Hunter Brown + Eric Wong: Si Distributions (Party Perfect!!!). Brown again, gigging in Wong’s bedroom. You wouldn’t know it was a bedroom recording even as the room shapes what you hear (this is also how you don’t realise how much science has improved your life). The two of them cook up a pair of severe, spatialised noise studies that keep turning aggressive, but the harshness is tamed and sculpted by responding to the acoustic dynamics of the apartment, using the placement of their bluetooth monitors as EQ to exert stern but fair authority over brittle electronic sounds. Side one takes static and white noise, introducing some low sounds later for contrast. Side two is all about rumbling low frequencies to set the speakers juddering about the room until the distortion creates its own white noise, taking us part of the way back to where we started but still ending up somewhere else.

Quick takes, mostly warm

Monday 17 April 2023

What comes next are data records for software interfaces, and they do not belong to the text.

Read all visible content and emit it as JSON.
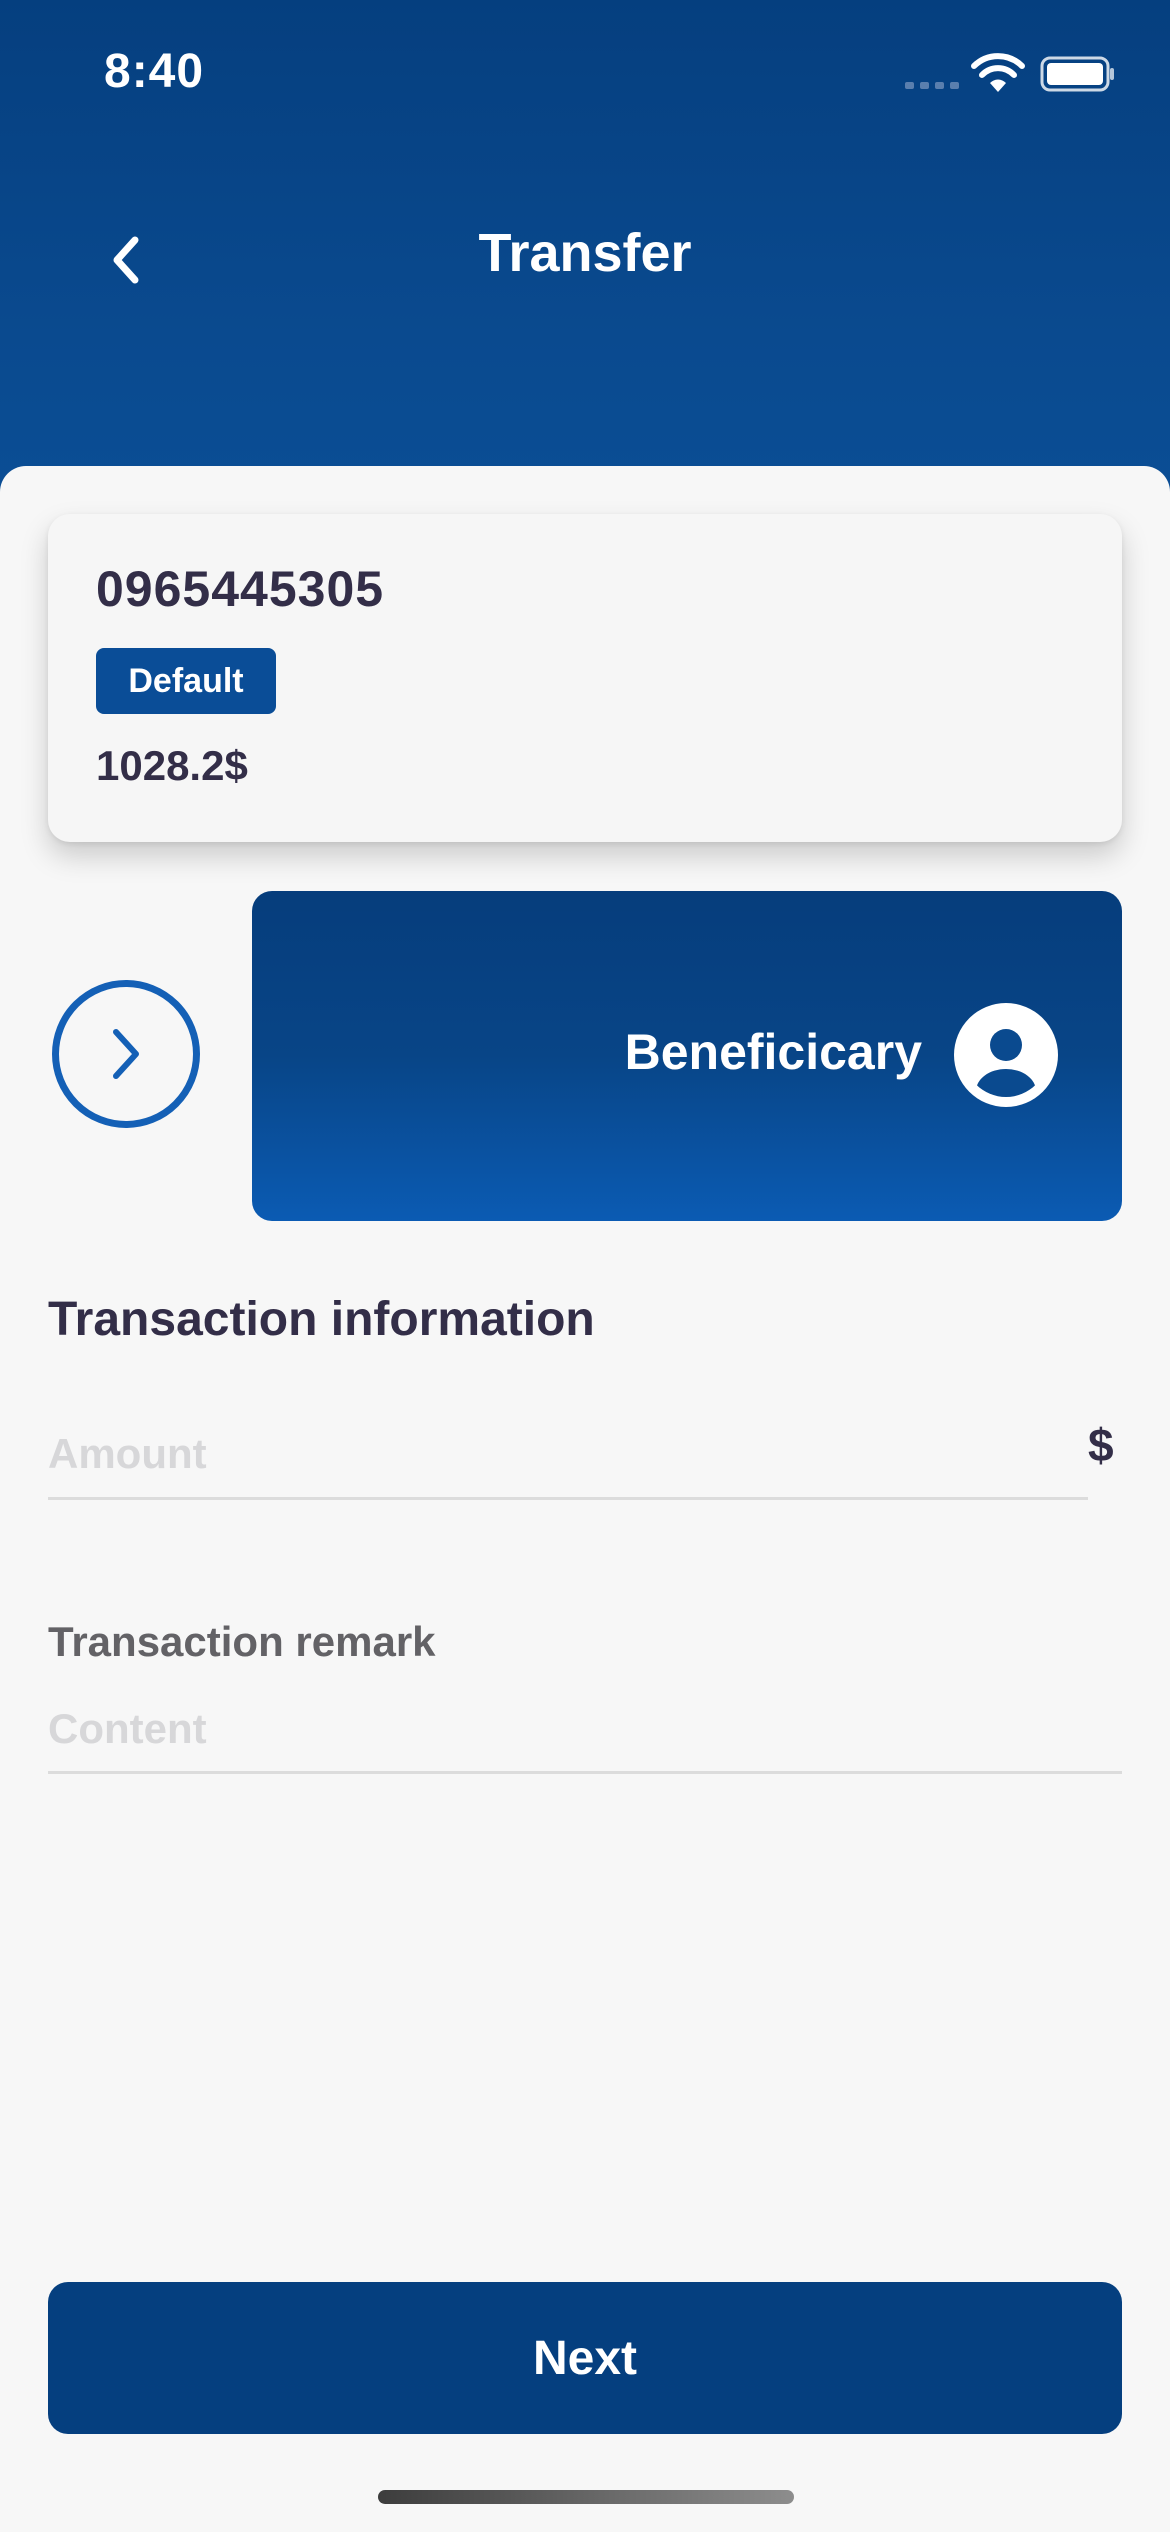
{
  "status_bar": {
    "time": "8:40"
  },
  "header": {
    "title": "Transfer"
  },
  "account": {
    "number": "0965445305",
    "badge": "Default",
    "balance": "1028.2$"
  },
  "beneficiary": {
    "label": "Beneficicary"
  },
  "transaction": {
    "section_title": "Transaction information",
    "amount_placeholder": "Amount",
    "currency": "$",
    "remark_label": "Transaction remark",
    "remark_placeholder": "Content"
  },
  "footer": {
    "next_label": "Next"
  },
  "colors": {
    "primary": "#053f7f",
    "accent": "#1460b6",
    "text": "#332e48",
    "placeholder": "#d7d7d9"
  }
}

Seán Clancy: Ireland England. It’s been ages since I’ve listened to any 70s German synth-rock, so listening to this reminded me of hearing analogue synth space-grooves for the first time. A free-flying piece that maintains focus even as pulsating arpeggios and airy drones fade in and out for longer than most Krautrockers could manage, anchored by a seriousness of intent. This is a single take recorded drecitly to a handheld device, also on video with text projections for the piece’s insipration.

Fabrizio Modonese Palumbo: ELP. Listened to this blind and thought it was some wide-ranging noise improv by a bunch of precocious adolescents with a lot of energy, complete with a quaint sample to kickstart the whole shebang. Turns out Palumbo has a long and distinguished CV and this is a solo affair made as part of a project relating choreographed movement to sound. I’m glad that sophistication doesn’t come through, lest it dull down the flawed but lively tangle heard here, but disappointed the title isn’t a reference to Tarkus.

Henning Christiansen: Op. 1984 (160C) Goodday Mr. Orwell, Green-Ear-Year. Having been overwhelmed by the five-hour montage of Op. 176 Penthesilea I did not expect this. Christiansen and his local guitar hero son play a gig together and holy shit invent the Boredoms a year early, right there on stage. The punters are not pleased; neither is the tortured ghost of B.A. Zimmermann when they summon his presence.

Ed Williams: Decomposition Study. Two organists (Christoph Schiller and Anna-Kaisa Meklin) play counterpoint on an organ of 16th Century design, tuned in sixth-tones. Microtonality nerds hoping to geek out to nuances of intonation will find themselves frustrated as Williams adds another compositional premise, with himself and three other assistants – well, obstructionists, really – systematically messing with the wind supply; basically like a John Cage organ piece only somebody hired Stan Freberg, Mark E. Smith and Eric Morecambe to man the pipes. Timbre, tone and dynamics break up in non-intuitive ways that seemed understated on first listen, overstated on the second.